What You Should Know About AHCCCS- Arizona Health Care Cost Containment System
- Casey Hamm
- April 6, 2017
Three Things You Should Know About AHCCCS- Arizona Health Care Cost Containment System
As a personal injury lawyer who has represented thousands of clients injured in car accidents, I think it is necessary to discuss the importance of health insurance coverage when it comes to one’s medical treatment after being injured in an accident.
Especially in our current political environment where our President, Senators, and Representatives discuss repealing, replacing, or fixing “Obama” care (the Affordable Care Act aka ACA). I have noticed in my law practice that since the passage of the ACA, I have far more injured clients who have health insurance. In particular, I have a far greater number of clients who have AHCCCS as their health insurance coverage.
Below are three things that you need to know about AHCCCS
- First, you need to understand what AHCCCS is. AHCCCS is the Arizona Health Care Cost Containment System, which is a public program that helps pay medical expenses for Arizona residents that qualify for the program. Whether or not you qualify for AHCCCS depends on your family’s situation, including things like whether you have a disability and how much you have in income. If you qualify, AHCCCS will help pay for your visits to the doctor, hospital stays, prescription drugs, medical equipment, and other medical services.
- What does a person need to pay for health insurance coverage through AHCCCS? The general answer is nothing. Most people who get AHCCCS don’t have to pay a monthly If you are covered by AHCCCS, you only have to make payments when you need medical care. Generally, if you are 19 years old or older, you may have to pay small co-payments that range from $2.30 to $3.40 each time you use certain medical services that AHCCCS covers. You do not need to make co-payments if you are:
- Less than 19 years old
- A child eligible to get services from the Children’s Rehabilitative Services (CRS) program
- A pregnant woman
- Enrolled with American Indian Health Program (AIHP)
- Diagnosed as Seriously Mentally Ill (SMI) by the Arizona Department of Health Services (ADHS)
- An Acute Care AHCCCS member who is temporarily residing in a nursing home or residential facilities, if your medical condition would otherwise require hospitalization
- In hospice care, or
- Eligible for AHCCCS on a fee-for-service (FFS) basis
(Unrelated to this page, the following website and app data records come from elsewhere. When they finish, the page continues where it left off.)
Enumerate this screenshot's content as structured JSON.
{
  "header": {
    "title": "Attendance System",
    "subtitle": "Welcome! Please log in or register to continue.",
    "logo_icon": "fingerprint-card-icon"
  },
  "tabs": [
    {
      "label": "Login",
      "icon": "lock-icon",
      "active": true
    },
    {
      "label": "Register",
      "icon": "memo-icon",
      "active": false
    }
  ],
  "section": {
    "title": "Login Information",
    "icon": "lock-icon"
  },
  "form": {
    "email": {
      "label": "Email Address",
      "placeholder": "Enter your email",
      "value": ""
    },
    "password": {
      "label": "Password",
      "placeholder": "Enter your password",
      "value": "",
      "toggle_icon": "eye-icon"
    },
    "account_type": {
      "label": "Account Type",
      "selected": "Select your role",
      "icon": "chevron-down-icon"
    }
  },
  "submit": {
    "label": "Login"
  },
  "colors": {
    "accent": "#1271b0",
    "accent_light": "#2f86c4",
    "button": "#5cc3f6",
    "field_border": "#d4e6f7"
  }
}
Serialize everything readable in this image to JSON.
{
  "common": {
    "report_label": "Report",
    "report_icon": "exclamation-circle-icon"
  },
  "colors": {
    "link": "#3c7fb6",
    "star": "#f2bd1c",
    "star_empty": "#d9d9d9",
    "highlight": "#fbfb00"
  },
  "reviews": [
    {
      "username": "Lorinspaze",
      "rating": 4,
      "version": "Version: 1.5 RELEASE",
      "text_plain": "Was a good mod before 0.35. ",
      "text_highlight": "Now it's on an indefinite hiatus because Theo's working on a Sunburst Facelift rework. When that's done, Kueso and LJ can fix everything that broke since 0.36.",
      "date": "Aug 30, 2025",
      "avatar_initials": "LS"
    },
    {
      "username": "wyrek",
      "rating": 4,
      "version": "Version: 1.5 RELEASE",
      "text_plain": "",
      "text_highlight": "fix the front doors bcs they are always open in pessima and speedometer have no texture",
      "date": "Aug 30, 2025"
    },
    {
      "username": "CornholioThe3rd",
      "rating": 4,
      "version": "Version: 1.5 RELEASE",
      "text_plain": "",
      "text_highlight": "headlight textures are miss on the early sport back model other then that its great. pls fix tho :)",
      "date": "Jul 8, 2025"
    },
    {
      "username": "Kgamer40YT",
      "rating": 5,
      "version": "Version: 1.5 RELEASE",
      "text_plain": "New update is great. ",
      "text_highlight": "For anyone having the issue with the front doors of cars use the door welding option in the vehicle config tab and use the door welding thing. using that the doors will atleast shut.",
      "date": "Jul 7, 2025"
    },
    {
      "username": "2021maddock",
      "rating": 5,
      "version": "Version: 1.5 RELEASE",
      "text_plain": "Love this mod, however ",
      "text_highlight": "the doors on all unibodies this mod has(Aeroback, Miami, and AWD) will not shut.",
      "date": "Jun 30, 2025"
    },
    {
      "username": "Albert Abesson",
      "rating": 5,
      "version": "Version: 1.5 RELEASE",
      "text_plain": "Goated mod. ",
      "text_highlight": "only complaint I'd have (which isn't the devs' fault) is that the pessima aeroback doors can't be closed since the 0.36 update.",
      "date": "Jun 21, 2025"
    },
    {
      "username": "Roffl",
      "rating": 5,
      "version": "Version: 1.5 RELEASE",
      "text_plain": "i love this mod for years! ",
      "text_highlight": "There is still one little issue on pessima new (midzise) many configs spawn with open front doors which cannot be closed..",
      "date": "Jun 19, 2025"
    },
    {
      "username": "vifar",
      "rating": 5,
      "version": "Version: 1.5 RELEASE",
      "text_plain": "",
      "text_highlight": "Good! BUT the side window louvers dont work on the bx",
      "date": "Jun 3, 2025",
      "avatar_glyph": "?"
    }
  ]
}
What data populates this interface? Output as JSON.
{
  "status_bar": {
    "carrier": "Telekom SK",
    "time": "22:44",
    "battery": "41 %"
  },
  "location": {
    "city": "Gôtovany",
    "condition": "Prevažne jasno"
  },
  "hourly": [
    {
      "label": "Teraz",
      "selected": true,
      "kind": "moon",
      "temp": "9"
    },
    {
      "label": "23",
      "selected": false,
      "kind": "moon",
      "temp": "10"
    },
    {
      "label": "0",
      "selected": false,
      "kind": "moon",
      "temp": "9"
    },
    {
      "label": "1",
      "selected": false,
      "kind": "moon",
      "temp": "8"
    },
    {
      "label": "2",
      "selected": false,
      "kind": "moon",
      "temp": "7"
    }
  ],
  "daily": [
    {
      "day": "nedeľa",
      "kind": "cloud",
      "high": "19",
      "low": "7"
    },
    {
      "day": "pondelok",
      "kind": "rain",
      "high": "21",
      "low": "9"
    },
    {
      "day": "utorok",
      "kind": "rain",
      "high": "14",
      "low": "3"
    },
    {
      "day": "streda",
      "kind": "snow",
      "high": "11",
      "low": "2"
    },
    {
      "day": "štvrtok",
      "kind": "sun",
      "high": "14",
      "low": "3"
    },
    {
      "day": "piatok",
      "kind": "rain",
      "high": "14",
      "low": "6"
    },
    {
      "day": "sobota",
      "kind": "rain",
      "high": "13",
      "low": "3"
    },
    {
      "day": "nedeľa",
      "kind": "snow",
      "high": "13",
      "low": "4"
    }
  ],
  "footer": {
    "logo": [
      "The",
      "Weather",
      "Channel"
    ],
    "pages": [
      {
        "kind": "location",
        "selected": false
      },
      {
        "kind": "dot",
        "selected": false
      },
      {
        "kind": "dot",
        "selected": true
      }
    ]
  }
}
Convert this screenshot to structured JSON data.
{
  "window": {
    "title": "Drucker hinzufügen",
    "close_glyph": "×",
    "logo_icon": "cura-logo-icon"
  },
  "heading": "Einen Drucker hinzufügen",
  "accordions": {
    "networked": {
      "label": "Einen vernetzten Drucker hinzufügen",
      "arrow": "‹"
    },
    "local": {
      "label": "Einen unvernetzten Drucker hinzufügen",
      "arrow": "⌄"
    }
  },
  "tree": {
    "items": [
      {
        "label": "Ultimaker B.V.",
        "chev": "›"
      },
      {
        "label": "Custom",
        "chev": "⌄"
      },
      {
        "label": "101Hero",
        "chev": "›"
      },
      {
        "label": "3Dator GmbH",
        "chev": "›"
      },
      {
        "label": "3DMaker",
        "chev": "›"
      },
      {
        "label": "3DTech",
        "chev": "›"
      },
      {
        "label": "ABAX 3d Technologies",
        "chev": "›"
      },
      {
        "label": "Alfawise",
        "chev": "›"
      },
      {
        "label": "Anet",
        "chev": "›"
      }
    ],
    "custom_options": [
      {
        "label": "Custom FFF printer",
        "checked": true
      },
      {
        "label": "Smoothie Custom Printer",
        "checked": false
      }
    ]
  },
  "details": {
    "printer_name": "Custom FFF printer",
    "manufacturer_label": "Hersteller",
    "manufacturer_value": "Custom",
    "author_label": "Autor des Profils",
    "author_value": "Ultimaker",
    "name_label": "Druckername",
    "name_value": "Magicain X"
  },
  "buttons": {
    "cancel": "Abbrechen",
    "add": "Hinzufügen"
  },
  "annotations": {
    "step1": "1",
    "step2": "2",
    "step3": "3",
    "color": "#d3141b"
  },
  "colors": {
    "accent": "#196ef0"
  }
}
- Currently there are a number of proposed changes to AHCCCS. What are they? The State of Arizona has submitted a proposal to the Federal Government requesting that eligibility for AHCCCS to include a work requirement and also have a lifetime limit on the medical benefits that an AHCCCS recipient can receive. These proposed changes were spelled out in a state law — Senate Bill 1092 — that passed in 2015. Among those changes is putting a five-year limit on enrollment for “able-bodied” Arizonans, and also imposing a requirement that would require able-bodied people enrolled in AHCCCS be employed, looking for work, in school or in job training. The legislation also allows AHCCCS officials to ban enrollees for a year if they knowingly failed to report a change in family income or made false statements about their compliance with work requirements.
Zanes Law has both Phoenix personal injury lawyers and Phoenix car accident lawyers who have represented thousands of clients over the past fourteen years. Zanes Law has offices in both Tucson and Phoenix, Arizona. So if you have been injured in any way, please call us and we will do our best to help you just like we helped our many clients who have left us 5-Star Google reviews.